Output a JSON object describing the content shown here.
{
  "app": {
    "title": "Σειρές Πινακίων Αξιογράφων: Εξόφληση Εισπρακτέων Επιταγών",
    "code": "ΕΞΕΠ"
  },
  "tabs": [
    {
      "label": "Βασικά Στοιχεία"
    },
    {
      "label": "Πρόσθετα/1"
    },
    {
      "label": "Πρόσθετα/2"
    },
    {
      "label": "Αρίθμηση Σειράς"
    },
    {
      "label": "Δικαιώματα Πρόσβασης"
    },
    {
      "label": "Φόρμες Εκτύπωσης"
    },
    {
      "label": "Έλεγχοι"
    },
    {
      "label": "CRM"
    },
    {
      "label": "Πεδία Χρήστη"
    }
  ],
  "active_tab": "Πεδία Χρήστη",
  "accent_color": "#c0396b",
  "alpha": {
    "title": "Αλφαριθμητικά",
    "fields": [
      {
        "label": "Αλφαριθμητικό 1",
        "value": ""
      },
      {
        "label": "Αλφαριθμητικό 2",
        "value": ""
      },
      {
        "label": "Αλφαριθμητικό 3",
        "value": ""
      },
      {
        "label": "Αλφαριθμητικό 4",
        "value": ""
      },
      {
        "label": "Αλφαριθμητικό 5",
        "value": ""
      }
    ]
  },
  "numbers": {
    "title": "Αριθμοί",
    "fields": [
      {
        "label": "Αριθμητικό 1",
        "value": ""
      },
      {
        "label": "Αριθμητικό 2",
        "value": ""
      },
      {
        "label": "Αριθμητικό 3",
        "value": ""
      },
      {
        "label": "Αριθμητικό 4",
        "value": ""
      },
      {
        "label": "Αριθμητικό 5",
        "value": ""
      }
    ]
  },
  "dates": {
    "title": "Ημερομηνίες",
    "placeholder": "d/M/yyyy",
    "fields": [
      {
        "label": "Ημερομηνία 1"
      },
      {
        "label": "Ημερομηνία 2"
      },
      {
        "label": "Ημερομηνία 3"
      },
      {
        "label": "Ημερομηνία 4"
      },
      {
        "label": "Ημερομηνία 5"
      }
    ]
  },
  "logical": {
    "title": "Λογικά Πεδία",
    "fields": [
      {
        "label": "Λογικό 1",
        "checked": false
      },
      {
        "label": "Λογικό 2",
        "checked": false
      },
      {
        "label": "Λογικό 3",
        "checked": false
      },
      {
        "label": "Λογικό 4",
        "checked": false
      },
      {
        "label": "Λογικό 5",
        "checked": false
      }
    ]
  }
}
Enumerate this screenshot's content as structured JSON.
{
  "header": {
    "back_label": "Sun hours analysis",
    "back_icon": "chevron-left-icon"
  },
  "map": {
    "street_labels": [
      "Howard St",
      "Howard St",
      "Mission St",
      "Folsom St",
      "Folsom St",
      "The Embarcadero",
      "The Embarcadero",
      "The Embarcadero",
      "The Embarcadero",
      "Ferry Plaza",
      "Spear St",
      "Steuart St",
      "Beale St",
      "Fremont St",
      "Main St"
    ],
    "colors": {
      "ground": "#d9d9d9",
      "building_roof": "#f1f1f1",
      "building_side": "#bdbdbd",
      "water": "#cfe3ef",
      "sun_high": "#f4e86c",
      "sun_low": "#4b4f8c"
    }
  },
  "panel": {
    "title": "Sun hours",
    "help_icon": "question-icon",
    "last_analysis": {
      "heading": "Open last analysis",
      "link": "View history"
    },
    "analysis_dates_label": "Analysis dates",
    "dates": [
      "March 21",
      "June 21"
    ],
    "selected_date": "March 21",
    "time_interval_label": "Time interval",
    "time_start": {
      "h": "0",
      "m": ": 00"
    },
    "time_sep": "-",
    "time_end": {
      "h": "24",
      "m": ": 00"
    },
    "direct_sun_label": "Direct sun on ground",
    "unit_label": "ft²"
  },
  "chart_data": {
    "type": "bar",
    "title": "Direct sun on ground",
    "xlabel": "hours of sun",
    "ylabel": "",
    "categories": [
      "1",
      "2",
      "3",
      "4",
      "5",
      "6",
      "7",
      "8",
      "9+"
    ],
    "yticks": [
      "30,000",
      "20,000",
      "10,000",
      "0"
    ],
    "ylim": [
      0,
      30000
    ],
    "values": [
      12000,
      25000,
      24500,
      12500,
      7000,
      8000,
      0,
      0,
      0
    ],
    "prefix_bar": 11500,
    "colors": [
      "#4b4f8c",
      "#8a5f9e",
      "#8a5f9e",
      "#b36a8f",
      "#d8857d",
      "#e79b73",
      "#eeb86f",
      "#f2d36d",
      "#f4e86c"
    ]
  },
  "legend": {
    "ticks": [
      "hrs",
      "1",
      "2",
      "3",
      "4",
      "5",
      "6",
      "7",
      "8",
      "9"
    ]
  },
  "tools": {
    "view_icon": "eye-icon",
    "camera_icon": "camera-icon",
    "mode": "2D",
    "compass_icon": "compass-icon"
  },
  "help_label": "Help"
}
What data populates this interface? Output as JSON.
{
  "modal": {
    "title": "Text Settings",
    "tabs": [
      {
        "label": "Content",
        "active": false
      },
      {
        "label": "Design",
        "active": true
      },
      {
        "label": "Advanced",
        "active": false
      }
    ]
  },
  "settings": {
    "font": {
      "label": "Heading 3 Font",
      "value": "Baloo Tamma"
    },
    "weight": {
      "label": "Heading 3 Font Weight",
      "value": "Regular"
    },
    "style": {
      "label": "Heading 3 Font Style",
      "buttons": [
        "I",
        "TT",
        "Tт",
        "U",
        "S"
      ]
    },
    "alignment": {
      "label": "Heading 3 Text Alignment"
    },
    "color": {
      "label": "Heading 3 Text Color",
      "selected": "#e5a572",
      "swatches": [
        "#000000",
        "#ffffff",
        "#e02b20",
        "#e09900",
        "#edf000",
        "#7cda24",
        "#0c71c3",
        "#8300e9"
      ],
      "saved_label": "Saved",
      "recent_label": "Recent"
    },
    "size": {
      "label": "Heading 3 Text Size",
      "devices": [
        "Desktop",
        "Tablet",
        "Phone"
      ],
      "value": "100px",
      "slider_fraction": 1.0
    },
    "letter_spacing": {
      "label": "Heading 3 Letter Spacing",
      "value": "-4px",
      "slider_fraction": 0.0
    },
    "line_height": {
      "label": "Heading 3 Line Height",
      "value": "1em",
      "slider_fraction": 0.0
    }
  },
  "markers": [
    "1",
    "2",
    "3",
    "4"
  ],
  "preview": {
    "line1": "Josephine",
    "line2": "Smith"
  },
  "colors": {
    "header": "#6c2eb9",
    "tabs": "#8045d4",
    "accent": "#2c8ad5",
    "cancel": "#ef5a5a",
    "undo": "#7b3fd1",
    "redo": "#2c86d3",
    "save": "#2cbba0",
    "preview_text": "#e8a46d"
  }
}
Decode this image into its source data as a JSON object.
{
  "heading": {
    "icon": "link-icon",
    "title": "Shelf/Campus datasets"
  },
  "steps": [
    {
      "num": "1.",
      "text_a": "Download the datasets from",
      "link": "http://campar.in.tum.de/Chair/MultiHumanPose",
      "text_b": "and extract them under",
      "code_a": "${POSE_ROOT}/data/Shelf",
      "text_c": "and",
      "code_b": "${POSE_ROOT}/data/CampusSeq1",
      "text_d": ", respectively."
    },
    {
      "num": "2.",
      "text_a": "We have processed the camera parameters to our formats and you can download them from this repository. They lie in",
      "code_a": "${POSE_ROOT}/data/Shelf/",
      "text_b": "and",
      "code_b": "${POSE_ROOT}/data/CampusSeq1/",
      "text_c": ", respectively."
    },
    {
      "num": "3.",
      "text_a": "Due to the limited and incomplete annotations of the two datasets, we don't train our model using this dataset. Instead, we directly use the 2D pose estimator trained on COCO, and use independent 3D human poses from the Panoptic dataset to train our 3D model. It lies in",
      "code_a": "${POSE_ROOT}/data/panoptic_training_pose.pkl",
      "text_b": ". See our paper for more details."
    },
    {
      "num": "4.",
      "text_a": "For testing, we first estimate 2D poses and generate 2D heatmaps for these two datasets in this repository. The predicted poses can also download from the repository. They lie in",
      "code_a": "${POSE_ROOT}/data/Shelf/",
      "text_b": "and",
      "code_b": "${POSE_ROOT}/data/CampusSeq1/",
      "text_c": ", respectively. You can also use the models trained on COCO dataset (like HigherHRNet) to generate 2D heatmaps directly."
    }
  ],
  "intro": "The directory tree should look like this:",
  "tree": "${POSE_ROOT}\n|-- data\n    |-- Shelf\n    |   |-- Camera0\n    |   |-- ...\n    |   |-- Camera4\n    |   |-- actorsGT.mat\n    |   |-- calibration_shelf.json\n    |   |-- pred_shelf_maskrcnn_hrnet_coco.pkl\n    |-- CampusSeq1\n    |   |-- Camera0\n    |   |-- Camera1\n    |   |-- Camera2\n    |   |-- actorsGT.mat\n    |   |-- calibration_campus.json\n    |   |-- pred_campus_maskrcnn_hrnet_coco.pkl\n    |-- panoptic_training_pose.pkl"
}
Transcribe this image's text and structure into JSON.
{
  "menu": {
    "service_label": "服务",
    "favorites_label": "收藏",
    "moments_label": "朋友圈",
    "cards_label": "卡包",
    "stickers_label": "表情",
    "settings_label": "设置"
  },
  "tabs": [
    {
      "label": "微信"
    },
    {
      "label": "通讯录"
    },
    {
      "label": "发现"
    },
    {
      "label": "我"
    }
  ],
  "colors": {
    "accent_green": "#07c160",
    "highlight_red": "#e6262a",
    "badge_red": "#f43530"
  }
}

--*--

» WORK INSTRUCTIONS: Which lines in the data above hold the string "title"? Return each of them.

» ANSWER SPACE:
    "title": "Σειρές Πινακίων Αξιογράφων: Εξόφληση Εισπρακτέων Επιταγών",
    "title": "Αλφαριθμητικά",
    "title": "Αριθμοί",
    "title": "Ημερομηνίες",
    "title": "Λογικά Πεδία",
    "title": "Sun hours",
    "title": "Direct sun on ground",
    "title": "Text Settings",
    "title": "Shelf/Campus datasets"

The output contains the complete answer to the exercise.